I am a big fan of vegetable soups, especially with all of the winter vegetables since I have a harder time digesting them. However, I also tried pan roasting the Sunchokes with some butter and thyme and they were delicious! Here is a good recipe for roasting the 'chokes on Bon Appetit.

Roasted Sunchoke and Shallot Soup |

Roasted Sunchoke and Shallot Soup

Recipe altered from A House In the Hills
Yields: 6 cups
Prep Time: 20 minutes
Cook Time: 30 minutes

1 pound sunchokes, quartered (about 4 cups)
1 yellow onion, roughly chopped 
4 cloves garlic
2 tablespoons Grape seed oil
1 teaspoon sea salt
1/2 teaspoon dried thyme
2 shallots, sliced
2 tablespoons butter
2 cups vegetable broth
1 cup almond milk
salt and pepper to taste
top with fresh cilantro or fresh parsley

Preheat the oven to 400F and line a large baking sheet with parchment paper. 

In a large bowl, toss the sunchokes, onion and garlic with the oil, thyme and salt and lay out on the baking sheet. Roast the vegetables for 20 minutes, tossing a few times.

While the vegetables roast, melt the butter in a large, thick-bottomed soup pot. Saute the shallots, stirring constantly until they are golden and caramelized. Add in the vegetable broth and almond milk, scrapping any bits at the bottom of the pan. Once the broth/milk mixture comes to a boil, add in the roasted vegetables and cook on medium heat for 5 minutes. 

Puree the soup mixture with either an immersion blender or standing blender in batches.

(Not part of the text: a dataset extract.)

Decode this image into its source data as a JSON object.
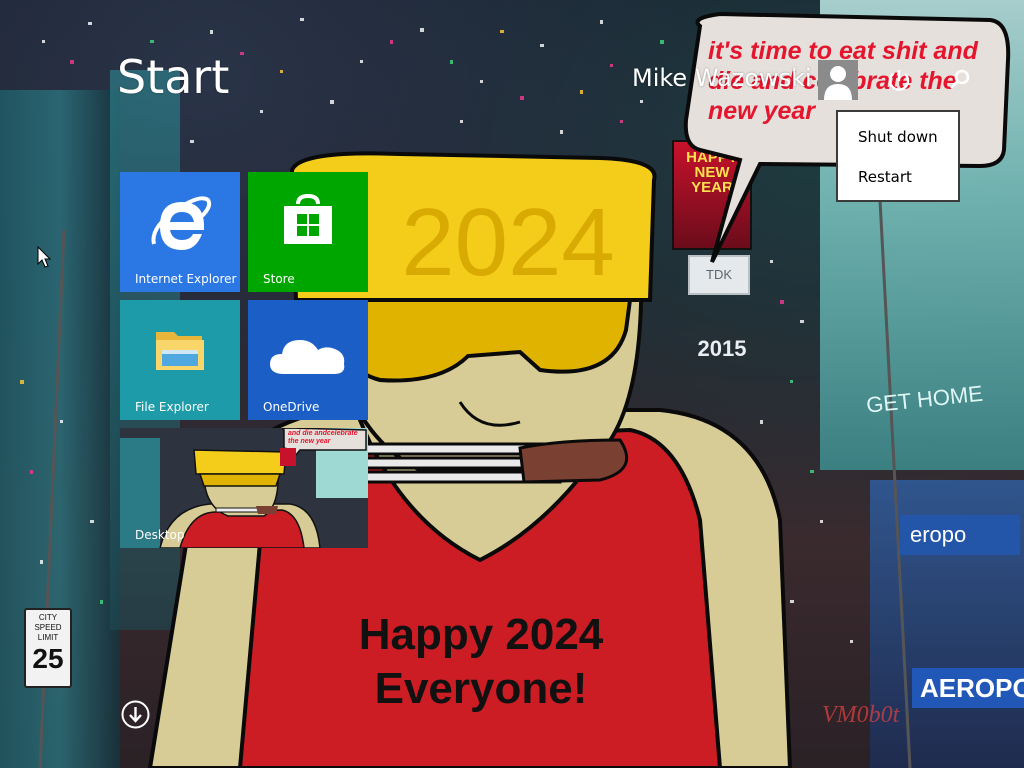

Serve the soup with fresh herbs and crumbled cheese.

Roasted Sunchoke and Shallot Soup |